**Exercise requirements**
Reproduce the entries beneath exactly, without their images.

^^^^^^^^^^^^^^^^

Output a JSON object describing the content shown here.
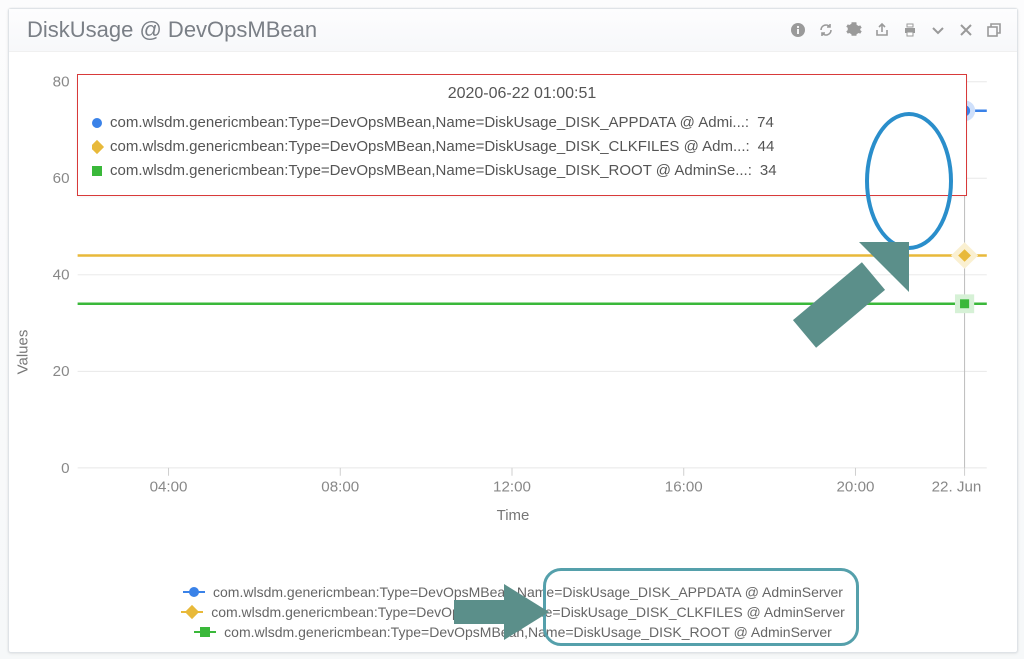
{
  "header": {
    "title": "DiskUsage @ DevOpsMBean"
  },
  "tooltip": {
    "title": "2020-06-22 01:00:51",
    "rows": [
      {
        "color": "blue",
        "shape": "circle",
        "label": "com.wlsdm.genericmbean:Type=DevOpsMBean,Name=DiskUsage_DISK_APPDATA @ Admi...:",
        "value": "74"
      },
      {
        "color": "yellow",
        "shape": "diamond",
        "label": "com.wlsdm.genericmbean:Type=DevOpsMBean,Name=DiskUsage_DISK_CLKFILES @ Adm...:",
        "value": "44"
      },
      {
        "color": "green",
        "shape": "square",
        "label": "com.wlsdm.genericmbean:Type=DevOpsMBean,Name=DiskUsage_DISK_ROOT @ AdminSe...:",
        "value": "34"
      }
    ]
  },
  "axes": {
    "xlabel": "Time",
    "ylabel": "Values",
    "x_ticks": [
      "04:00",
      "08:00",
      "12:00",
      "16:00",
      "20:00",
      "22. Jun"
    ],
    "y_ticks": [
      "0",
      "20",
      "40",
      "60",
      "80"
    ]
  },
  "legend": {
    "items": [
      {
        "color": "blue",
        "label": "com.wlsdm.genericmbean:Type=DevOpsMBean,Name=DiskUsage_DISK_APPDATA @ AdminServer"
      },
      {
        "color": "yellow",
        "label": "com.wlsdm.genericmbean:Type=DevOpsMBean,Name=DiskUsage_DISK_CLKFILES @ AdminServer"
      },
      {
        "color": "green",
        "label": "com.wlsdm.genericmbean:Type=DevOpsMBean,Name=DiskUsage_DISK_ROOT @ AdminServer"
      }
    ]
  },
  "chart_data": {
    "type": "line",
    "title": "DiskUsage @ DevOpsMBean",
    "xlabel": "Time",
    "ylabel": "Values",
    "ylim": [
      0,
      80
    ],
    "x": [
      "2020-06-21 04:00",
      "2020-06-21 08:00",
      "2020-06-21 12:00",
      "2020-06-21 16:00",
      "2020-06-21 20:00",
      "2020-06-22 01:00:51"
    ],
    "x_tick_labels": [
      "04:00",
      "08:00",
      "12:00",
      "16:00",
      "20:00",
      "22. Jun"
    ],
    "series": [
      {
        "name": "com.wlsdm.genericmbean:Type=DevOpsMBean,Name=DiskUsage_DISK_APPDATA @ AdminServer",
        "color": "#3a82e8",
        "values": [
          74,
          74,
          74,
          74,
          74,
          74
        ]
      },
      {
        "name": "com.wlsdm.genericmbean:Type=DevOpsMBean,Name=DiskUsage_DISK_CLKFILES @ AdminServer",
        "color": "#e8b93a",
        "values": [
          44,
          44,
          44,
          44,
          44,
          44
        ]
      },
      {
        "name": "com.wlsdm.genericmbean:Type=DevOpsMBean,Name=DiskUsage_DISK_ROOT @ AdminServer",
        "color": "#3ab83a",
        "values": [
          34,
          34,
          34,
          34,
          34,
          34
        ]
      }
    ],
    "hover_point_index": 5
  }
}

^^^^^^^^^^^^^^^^

**Result below**
Output a JSON object describing the content shown here.
{
  "header": {
    "title": "DiskUsage @ DevOpsMBean"
  },
  "tooltip": {
    "title": "2020-06-22 01:00:51",
    "rows": [
      {
        "color": "blue",
        "shape": "circle",
        "label": "com.wlsdm.genericmbean:Type=DevOpsMBean,Name=DiskUsage_DISK_APPDATA @ Admi...:",
        "value": "74"
      },
      {
        "color": "yellow",
        "shape": "diamond",
        "label": "com.wlsdm.genericmbean:Type=DevOpsMBean,Name=DiskUsage_DISK_CLKFILES @ Adm...:",
        "value": "44"
      },
      {
        "color": "green",
        "shape": "square",
        "label": "com.wlsdm.genericmbean:Type=DevOpsMBean,Name=DiskUsage_DISK_ROOT @ AdminSe...:",
        "value": "34"
      }
    ]
  },
  "axes": {
    "xlabel": "Time",
    "ylabel": "Values",
    "x_ticks": [
      "04:00",
      "08:00",
      "12:00",
      "16:00",
      "20:00",
      "22. Jun"
    ],
    "y_ticks": [
      "0",
      "20",
      "40",
      "60",
      "80"
    ]
  },
  "legend": {
    "items": [
      {
        "color": "blue",
        "label": "com.wlsdm.genericmbean:Type=DevOpsMBean,Name=DiskUsage_DISK_APPDATA @ AdminServer"
      },
      {
        "color": "yellow",
        "label": "com.wlsdm.genericmbean:Type=DevOpsMBean,Name=DiskUsage_DISK_CLKFILES @ AdminServer"
      },
      {
        "color": "green",
        "label": "com.wlsdm.genericmbean:Type=DevOpsMBean,Name=DiskUsage_DISK_ROOT @ AdminServer"
      }
    ]
  },
  "chart_data": {
    "type": "line",
    "title": "DiskUsage @ DevOpsMBean",
    "xlabel": "Time",
    "ylabel": "Values",
    "ylim": [
      0,
      80
    ],
    "x": [
      "2020-06-21 04:00",
      "2020-06-21 08:00",
      "2020-06-21 12:00",
      "2020-06-21 16:00",
      "2020-06-21 20:00",
      "2020-06-22 01:00:51"
    ],
    "x_tick_labels": [
      "04:00",
      "08:00",
      "12:00",
      "16:00",
      "20:00",
      "22. Jun"
    ],
    "series": [
      {
        "name": "com.wlsdm.genericmbean:Type=DevOpsMBean,Name=DiskUsage_DISK_APPDATA @ AdminServer",
        "color": "#3a82e8",
        "values": [
          74,
          74,
          74,
          74,
          74,
          74
        ]
      },
      {
        "name": "com.wlsdm.genericmbean:Type=DevOpsMBean,Name=DiskUsage_DISK_CLKFILES @ AdminServer",
        "color": "#e8b93a",
        "values": [
          44,
          44,
          44,
          44,
          44,
          44
        ]
      },
      {
        "name": "com.wlsdm.genericmbean:Type=DevOpsMBean,Name=DiskUsage_DISK_ROOT @ AdminServer",
        "color": "#3ab83a",
        "values": [
          34,
          34,
          34,
          34,
          34,
          34
        ]
      }
    ],
    "hover_point_index": 5
  }
}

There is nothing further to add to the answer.